In a non-precedential opinion, the U.S Court of Appeals for the Federal Circuit recently held that there is no longer a presumption of irreparable harm “based just on proof of infringement” of a valid, enforceable patent. Although the holding is not binding, it provides insight into the Federal Circuit’s view on whether the Supreme Court’s 2006 decision in eBay v. MercExchange eliminated the traditional presumption of irreparable harm. Automated Merchandising Systems, Inc. v. Crane Co., Case No. 09-1158 (Fed. Cir., Dec. 16, 2009) (Michel, J.).

Plaintiff Automated Merchandising Systems (AMS) sued defendant Crane for infringement of various patents related to vending machine optical detection technology. In the U.S. District Court for the Northern District of West Virginia, AMS moved for a preliminary injunction, arguing that Crane’s sales of infringing products were depriving AMS of market share and that AMS would likely go out of business before litigation could conclude if the court did not enjoin Crane’s activities. The district court granted the motion, holding that AMS’s minimal evidentiary showings of lost revenue, lost market share and price erosion were sufficient to support a finding of irreparable harm, which is one requirement of issuing a preliminary injunction. In finding AMS’s evidentiary showings sufficient, the district court held that, due to the presumption of irreparable harm from patent infringement, the burden was on defendant Crane to show that any harm was finite, calculable and compensable. After the district court held that Crane failed to meet this burden, Crane appealed the district court’s ruling.

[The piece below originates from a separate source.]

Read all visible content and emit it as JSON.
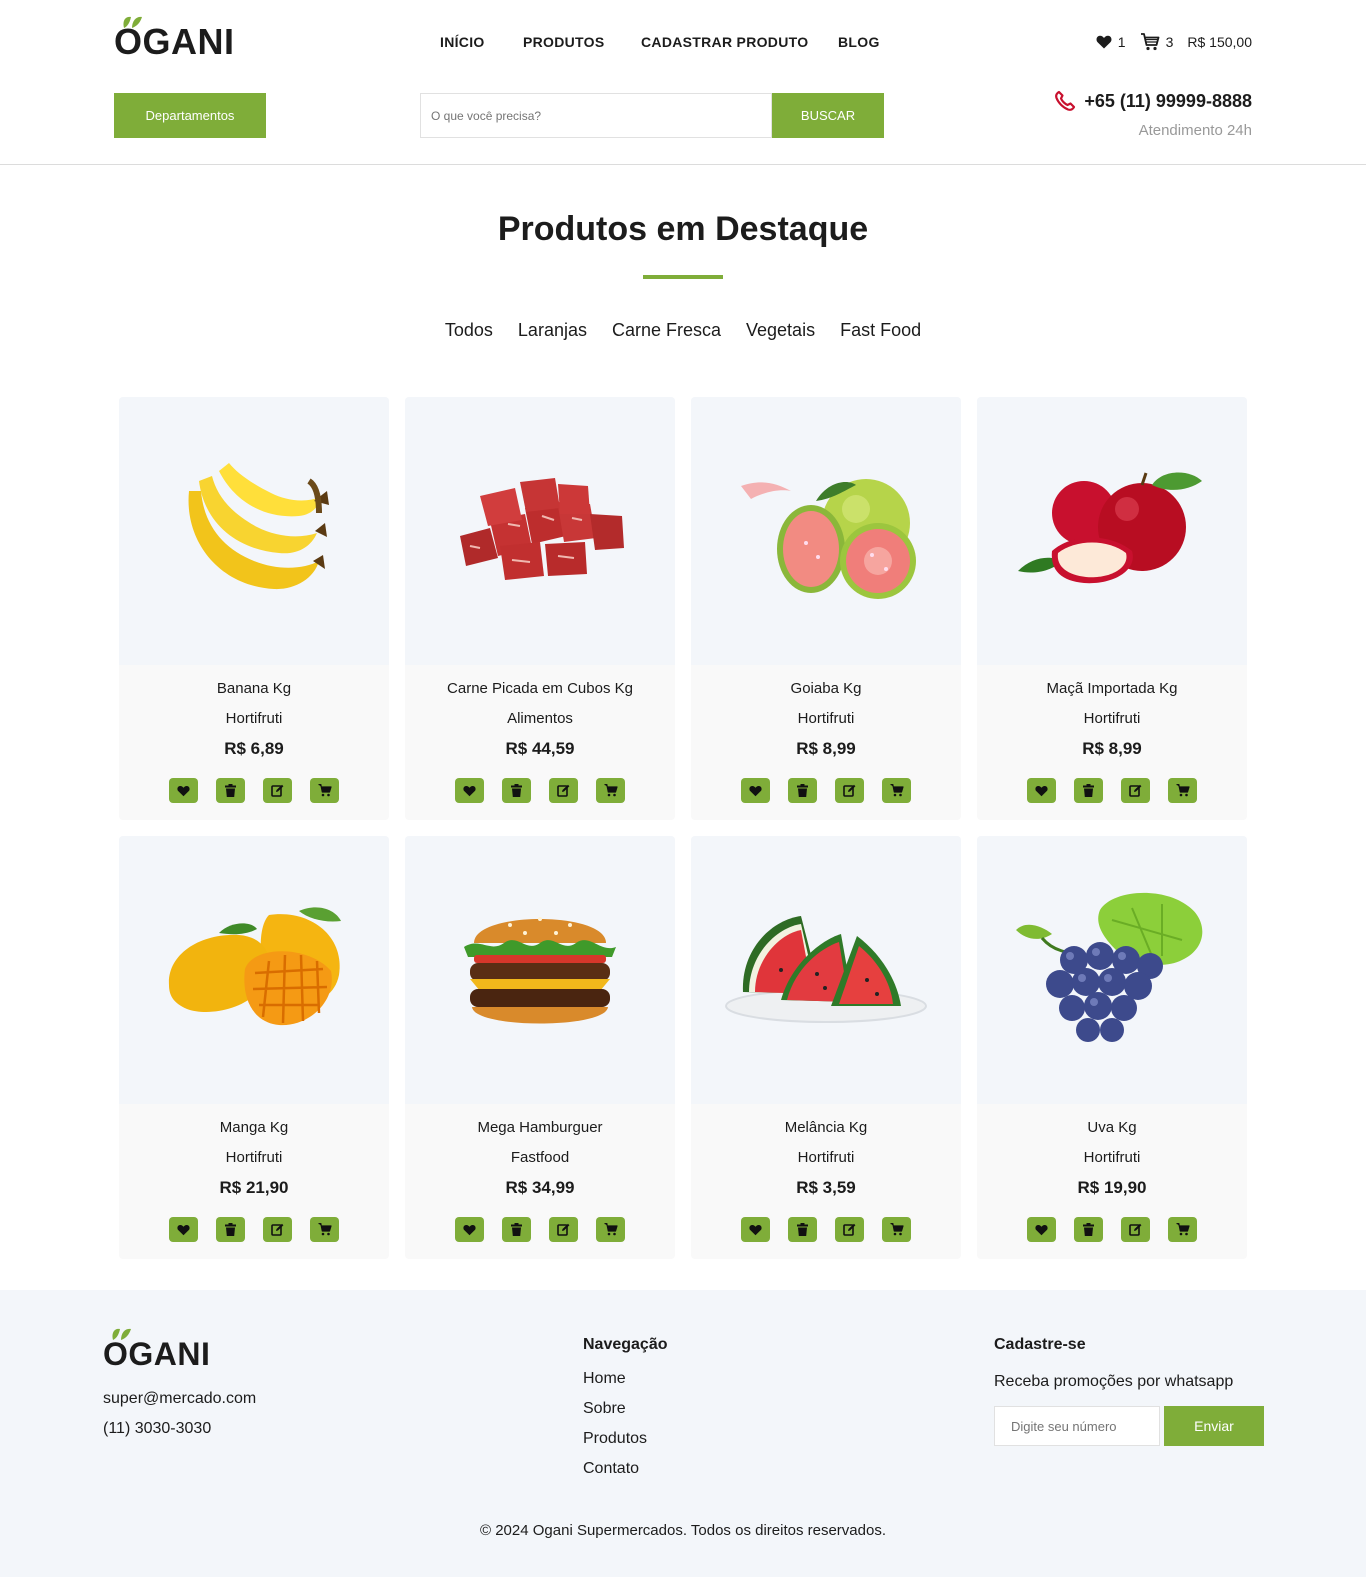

The Federal Circuit reversed, holding that in eBay, the Supreme Court discarded the presumption of irreparable harm based just on proof of infringement and, thus, that the basis for the district court’s preliminary injunction was unsound. The Court stated that, pursuant to eBay, the burden is now on the patentee to prove irreparable harm by demonstrating that its potential losses cannot be compensated by monetary damages. Here, AMS had introduced some evidence regarding lost sales, but the Court stated that lost sales are always compensable through damages and cannot alone support a finding of irreparable harm. AMS also presented evidence showing that, soon after Crane introduced its allegedly infringing products, one of AMS’s dealers asked AMS to no longer list it as a distributor. Finally, AMS suggested that Crane’s activities would lead to price erosion, but presented no evidence on this issue. The Court held that plaintiff AMS did not meet its evidentiary burden with these sparse showings and therefore vacated the district court’s grant of a preliminary injunction because AMS did not prove irreparable harm.